## Required action
Your answer should consist of each line from the data below that contains "вляво".

Excerpts from an interface dataset
:::
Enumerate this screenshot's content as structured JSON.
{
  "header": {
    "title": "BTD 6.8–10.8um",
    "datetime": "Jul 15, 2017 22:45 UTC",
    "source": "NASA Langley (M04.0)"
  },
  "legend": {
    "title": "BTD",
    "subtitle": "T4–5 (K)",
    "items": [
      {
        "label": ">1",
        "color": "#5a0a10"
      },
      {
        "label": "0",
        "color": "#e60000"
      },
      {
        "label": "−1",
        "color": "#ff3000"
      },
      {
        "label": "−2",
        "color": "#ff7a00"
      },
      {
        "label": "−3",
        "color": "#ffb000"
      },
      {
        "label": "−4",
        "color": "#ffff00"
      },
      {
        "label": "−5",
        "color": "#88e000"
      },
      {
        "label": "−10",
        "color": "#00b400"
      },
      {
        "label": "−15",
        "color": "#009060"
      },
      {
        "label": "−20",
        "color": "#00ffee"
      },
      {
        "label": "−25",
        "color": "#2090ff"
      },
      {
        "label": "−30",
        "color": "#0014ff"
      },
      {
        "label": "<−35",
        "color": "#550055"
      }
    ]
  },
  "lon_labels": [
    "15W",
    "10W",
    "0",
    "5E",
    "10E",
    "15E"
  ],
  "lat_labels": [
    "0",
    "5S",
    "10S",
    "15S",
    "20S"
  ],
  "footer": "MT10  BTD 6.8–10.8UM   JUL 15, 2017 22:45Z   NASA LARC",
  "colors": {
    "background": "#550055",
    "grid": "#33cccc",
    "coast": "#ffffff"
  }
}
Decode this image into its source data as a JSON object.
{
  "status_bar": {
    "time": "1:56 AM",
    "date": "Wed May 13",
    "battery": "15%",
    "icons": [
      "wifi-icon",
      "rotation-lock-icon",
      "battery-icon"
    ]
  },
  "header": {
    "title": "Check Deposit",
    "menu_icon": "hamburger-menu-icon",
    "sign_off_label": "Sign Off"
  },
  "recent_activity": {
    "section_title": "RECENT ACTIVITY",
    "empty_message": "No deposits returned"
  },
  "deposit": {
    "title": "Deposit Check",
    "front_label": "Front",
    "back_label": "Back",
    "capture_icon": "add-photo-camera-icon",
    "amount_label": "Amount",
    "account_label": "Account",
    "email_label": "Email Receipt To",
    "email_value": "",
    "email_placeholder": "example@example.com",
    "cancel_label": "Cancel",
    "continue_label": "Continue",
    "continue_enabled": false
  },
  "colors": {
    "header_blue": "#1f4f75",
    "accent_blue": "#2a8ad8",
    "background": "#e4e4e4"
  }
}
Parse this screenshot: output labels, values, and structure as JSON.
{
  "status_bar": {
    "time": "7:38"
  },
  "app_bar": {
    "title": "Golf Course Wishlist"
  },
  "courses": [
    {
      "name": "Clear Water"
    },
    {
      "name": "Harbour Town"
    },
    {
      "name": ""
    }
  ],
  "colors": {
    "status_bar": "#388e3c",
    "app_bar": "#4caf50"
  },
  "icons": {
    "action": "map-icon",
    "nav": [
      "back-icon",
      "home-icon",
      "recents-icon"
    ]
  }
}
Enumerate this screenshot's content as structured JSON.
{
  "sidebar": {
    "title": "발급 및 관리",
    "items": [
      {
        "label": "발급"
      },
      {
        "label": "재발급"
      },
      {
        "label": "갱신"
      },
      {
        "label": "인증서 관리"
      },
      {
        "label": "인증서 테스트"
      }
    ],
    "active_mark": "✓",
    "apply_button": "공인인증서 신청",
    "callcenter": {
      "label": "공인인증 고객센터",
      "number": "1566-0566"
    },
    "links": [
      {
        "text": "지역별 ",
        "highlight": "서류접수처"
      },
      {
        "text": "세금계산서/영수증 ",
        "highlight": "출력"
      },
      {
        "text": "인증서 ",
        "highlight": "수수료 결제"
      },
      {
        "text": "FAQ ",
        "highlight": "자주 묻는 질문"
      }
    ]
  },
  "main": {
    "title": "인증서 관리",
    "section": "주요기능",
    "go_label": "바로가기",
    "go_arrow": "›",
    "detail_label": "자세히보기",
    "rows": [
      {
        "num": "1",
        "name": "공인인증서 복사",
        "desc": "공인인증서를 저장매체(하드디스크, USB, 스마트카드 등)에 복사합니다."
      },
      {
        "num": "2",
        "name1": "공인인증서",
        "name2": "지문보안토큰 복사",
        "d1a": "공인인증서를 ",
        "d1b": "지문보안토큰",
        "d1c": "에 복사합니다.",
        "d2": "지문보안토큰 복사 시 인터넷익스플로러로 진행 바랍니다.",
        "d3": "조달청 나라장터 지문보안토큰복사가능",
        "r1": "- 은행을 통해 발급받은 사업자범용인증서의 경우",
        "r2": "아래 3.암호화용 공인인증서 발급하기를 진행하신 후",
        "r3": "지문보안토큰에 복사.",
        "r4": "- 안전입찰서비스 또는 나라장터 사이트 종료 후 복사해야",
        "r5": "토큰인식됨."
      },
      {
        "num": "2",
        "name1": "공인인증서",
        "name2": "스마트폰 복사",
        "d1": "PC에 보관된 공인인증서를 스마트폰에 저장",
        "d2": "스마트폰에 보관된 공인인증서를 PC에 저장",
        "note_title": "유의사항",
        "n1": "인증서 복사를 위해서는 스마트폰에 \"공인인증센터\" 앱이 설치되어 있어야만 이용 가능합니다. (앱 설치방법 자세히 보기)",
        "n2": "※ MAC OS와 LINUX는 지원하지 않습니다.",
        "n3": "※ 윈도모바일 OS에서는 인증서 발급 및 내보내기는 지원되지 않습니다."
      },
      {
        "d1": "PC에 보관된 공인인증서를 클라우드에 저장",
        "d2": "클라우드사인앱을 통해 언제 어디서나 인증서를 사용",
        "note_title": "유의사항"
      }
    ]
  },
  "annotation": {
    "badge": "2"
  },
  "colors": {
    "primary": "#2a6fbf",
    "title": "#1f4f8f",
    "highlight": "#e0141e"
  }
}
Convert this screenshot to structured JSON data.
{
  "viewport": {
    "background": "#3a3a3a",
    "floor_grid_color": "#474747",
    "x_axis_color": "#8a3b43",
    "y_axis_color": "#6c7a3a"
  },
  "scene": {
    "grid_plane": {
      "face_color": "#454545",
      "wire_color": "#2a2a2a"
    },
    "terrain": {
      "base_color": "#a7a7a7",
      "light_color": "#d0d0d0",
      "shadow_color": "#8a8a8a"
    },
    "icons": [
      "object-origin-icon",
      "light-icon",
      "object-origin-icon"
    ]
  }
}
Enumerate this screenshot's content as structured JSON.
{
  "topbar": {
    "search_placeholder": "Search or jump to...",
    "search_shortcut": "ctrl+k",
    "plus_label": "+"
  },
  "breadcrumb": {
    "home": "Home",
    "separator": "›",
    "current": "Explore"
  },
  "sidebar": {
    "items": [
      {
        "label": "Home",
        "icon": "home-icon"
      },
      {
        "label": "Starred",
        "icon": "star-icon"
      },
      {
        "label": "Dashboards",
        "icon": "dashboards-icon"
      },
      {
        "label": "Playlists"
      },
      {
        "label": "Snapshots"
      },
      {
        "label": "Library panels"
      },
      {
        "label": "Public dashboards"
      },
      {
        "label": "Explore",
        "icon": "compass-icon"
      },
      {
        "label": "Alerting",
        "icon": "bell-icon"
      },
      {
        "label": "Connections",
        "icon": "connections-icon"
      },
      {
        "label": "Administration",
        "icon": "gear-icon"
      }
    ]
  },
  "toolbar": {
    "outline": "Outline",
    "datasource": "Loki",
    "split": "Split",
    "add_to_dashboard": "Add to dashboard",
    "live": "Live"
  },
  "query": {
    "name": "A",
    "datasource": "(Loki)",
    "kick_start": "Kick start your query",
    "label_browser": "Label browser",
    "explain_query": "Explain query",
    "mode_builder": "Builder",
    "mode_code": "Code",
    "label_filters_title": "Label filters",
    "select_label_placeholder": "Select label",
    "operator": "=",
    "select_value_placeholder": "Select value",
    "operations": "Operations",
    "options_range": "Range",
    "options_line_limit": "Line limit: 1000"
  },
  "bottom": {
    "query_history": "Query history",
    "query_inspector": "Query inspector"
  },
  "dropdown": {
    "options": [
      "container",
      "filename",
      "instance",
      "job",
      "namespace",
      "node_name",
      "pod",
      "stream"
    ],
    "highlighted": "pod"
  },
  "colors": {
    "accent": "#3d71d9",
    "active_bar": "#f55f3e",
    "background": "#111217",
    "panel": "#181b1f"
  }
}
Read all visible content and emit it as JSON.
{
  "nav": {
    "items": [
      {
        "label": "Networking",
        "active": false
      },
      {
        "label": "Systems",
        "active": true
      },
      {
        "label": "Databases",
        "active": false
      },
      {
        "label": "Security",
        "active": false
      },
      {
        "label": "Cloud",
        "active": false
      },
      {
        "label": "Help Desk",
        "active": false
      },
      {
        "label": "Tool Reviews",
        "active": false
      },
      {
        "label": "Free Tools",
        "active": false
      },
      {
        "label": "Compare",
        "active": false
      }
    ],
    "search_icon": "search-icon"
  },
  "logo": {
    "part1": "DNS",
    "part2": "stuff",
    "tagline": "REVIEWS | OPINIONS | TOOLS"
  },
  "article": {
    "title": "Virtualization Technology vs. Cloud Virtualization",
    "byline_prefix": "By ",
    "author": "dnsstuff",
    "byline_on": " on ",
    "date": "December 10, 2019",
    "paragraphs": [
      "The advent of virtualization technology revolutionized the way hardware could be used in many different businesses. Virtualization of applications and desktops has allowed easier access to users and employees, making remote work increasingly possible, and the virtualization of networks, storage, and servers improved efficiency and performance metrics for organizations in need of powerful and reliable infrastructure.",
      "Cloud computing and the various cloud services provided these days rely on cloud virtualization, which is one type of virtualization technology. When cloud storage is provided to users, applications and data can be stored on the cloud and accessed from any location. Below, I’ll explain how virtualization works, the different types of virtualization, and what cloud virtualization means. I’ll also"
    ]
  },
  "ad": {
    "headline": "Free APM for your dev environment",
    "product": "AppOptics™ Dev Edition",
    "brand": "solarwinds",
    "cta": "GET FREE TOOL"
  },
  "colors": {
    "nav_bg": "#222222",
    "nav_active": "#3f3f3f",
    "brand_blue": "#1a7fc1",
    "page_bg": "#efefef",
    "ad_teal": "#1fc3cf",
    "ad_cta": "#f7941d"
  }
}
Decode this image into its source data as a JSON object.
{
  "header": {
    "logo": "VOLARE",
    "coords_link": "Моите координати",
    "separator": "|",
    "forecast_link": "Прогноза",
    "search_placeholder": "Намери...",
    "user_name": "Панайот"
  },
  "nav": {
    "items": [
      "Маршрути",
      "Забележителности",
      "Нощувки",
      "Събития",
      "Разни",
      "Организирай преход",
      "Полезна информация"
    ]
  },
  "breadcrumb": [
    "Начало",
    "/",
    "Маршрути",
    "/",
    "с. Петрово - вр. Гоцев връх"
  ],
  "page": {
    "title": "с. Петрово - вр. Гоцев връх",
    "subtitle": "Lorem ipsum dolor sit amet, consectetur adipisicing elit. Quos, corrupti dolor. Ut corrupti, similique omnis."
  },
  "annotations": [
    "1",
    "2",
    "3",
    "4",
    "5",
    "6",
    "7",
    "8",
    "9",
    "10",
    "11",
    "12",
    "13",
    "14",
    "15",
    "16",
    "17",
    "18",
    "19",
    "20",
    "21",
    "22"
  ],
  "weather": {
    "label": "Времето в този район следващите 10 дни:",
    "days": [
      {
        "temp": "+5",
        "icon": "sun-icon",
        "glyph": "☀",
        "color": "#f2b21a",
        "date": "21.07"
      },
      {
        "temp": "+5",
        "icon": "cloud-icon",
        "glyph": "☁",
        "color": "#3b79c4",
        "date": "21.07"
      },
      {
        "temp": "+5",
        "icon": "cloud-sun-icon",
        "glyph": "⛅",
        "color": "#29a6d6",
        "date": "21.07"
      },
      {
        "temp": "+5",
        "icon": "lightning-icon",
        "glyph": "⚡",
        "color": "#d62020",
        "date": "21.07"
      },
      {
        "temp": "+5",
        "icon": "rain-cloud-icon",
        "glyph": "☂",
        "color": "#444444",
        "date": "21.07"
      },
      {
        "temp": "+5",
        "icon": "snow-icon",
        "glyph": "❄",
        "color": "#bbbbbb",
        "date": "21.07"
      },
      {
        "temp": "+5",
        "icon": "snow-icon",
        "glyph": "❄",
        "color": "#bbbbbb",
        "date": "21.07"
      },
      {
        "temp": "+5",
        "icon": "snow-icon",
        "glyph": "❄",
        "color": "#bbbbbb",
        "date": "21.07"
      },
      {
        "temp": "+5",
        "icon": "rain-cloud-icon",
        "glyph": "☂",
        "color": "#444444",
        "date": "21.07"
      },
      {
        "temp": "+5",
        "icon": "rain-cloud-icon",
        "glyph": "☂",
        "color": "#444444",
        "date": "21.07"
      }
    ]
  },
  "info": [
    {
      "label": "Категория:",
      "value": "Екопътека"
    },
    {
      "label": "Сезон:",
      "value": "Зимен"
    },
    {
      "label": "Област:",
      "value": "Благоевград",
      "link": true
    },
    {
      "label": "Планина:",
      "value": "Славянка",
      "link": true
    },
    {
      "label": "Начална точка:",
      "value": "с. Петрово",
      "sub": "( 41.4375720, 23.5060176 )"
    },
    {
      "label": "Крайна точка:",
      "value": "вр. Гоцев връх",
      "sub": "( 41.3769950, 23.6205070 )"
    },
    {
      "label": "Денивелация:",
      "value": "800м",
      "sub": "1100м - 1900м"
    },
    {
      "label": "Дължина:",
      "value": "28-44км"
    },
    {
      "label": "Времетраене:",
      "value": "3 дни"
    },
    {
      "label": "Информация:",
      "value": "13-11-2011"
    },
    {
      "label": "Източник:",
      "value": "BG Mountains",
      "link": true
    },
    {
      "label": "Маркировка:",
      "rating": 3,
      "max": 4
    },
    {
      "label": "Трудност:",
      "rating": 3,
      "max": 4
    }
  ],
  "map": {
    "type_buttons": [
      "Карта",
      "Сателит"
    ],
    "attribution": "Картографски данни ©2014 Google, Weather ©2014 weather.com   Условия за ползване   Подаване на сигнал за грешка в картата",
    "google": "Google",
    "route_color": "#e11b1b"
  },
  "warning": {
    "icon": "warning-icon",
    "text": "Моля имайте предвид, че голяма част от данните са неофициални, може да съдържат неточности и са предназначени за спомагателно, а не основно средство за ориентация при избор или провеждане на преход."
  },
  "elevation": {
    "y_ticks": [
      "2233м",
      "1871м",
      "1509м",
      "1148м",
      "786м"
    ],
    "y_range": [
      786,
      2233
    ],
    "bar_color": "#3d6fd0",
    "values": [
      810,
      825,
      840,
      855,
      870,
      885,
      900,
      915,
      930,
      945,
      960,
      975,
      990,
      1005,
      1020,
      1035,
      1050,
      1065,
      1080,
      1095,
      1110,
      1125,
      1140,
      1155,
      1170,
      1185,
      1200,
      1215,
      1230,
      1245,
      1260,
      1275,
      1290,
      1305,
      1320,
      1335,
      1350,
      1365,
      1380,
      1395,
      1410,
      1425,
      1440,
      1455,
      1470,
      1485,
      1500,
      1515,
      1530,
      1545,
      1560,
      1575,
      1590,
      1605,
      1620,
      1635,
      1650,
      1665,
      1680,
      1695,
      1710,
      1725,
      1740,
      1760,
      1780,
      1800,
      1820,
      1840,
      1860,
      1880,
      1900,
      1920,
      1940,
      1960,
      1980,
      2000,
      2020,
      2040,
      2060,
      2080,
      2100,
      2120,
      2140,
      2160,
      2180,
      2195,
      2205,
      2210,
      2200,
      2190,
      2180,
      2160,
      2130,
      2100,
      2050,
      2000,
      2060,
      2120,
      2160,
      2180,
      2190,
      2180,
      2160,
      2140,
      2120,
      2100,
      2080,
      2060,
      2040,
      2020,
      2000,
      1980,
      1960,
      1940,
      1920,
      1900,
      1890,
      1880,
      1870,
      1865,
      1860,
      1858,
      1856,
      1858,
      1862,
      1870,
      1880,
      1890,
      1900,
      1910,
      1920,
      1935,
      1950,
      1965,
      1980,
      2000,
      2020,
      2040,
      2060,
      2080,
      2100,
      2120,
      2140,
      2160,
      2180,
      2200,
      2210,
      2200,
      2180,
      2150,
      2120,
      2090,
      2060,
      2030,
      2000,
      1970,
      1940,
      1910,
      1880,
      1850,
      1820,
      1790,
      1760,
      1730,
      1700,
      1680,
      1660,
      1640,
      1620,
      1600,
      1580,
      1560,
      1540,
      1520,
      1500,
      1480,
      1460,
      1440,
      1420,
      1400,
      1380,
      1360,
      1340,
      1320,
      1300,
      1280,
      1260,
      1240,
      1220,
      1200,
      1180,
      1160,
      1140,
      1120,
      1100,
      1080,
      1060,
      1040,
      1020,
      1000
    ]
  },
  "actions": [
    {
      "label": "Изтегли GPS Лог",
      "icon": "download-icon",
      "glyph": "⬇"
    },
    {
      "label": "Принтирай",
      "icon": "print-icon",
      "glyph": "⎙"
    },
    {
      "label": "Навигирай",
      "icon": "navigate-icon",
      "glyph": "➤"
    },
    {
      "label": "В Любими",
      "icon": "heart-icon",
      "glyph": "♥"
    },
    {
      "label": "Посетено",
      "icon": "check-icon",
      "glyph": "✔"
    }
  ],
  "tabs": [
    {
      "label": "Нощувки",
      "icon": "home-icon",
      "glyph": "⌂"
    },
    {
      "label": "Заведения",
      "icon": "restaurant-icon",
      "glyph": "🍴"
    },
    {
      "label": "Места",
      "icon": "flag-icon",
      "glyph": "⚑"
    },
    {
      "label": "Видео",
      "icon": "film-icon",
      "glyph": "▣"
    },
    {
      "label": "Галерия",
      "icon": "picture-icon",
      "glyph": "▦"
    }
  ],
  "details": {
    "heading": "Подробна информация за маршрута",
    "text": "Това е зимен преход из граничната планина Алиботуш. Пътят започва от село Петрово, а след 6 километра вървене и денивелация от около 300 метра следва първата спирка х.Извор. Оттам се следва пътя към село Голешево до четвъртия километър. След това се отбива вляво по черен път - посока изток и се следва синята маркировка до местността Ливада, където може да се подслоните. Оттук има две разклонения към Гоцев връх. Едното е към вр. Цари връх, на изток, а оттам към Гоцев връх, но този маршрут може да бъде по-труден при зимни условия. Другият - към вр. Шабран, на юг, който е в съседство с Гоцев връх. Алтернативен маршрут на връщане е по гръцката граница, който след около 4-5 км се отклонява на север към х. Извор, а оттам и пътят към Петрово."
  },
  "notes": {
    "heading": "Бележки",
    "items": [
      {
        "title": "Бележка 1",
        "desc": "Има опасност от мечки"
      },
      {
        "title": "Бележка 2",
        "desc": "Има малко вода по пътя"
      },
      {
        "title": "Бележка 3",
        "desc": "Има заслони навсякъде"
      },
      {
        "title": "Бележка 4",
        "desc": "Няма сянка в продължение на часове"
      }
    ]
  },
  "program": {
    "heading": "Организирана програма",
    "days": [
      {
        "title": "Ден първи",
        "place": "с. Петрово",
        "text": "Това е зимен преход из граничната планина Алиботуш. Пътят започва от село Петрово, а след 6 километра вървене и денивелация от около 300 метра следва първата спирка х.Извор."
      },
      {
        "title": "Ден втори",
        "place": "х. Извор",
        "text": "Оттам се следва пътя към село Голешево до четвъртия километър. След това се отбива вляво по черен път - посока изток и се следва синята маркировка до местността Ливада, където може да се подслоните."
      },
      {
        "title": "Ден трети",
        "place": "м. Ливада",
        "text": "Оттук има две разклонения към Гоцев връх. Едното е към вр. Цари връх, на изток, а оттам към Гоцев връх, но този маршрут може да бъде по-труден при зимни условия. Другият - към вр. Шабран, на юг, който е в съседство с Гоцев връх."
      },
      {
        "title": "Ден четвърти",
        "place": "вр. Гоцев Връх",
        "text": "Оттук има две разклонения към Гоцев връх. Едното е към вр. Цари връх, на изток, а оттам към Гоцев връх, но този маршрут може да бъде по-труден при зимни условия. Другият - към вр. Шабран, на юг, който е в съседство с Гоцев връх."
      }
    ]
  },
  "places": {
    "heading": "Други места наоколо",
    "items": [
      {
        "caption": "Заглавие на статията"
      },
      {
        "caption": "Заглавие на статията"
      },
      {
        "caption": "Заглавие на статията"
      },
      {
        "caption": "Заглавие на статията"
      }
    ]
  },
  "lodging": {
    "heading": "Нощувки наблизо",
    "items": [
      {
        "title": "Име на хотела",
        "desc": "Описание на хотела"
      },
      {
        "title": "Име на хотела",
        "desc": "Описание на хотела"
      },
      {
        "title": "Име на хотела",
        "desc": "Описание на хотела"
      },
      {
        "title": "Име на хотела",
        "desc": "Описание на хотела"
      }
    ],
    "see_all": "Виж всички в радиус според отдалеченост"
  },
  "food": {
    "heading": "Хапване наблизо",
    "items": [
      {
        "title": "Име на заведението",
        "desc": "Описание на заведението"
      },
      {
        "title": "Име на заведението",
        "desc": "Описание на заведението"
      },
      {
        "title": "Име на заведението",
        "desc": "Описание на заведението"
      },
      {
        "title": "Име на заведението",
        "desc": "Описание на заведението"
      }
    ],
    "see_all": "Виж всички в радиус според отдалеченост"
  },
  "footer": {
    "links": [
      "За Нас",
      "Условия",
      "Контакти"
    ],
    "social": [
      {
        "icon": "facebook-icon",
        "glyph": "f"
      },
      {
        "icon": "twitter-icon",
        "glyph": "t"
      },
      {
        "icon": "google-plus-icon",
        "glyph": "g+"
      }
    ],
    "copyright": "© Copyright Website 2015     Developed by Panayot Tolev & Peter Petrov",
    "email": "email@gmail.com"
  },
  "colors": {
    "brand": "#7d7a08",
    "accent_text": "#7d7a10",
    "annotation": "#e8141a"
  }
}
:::
## Result of this task
    "text": "Това е зимен преход из граничната планина Алиботуш. Пътят започва от село Петрово, а след 6 километра вървене и денивелация от около 300 метра следва първата спирка х.Извор. Оттам се следва пътя към село Голешево до четвъртия километър. След това се отбива вляво по черен път - посока изток и се следва синята маркировка до местността Ливада, където може да се подслоните. Оттук има две разклонения към Гоцев връх. Едното е към вр. Цари връх, на изток, а оттам към Гоцев връх, но този маршрут може да бъде по-труден при зимни условия. Другият - към вр. Шабран, на юг, който е в съседство с Гоцев връх. Алтернативен маршрут на връщане е по гръцката граница, който след около 4-5 км се отклонява на север към х. Извор, а оттам и пътят към Петрово."
        "text": "Оттам се следва пътя към село Голешево до четвъртия километър. След това се отбива вляво по черен път - посока изток и се следва синята маркировка до местността Ливада, където може да се подслоните."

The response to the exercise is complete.